:: Records to use

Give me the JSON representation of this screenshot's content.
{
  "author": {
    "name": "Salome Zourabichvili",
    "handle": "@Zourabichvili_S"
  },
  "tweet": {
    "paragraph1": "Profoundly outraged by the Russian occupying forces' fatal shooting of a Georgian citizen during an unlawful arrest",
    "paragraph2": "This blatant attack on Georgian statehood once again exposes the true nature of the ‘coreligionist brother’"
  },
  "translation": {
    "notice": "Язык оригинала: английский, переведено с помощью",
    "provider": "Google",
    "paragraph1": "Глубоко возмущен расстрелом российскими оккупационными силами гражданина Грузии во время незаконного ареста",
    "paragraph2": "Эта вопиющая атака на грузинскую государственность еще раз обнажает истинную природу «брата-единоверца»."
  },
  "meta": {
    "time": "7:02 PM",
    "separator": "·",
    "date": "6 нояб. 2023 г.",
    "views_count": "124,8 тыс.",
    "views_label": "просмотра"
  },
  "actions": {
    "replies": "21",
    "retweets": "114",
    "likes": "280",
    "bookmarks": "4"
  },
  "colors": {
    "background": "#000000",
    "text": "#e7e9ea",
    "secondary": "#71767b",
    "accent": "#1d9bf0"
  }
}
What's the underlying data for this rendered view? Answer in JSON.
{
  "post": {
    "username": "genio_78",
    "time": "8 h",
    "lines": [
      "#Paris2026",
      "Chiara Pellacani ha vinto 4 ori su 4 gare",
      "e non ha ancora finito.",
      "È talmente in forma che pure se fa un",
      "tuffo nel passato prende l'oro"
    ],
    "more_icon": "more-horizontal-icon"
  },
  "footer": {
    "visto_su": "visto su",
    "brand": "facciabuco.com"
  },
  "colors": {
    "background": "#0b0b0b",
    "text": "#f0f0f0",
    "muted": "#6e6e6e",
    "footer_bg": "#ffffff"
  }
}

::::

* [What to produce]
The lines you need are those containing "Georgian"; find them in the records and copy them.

* [Solution for this problem]
    "paragraph1": "Profoundly outraged by the Russian occupying forces' fatal shooting of a Georgian citizen during an unlawful arrest",
    "paragraph2": "This blatant attack on Georgian statehood once again exposes the true nature of the ‘coreligionist brother’"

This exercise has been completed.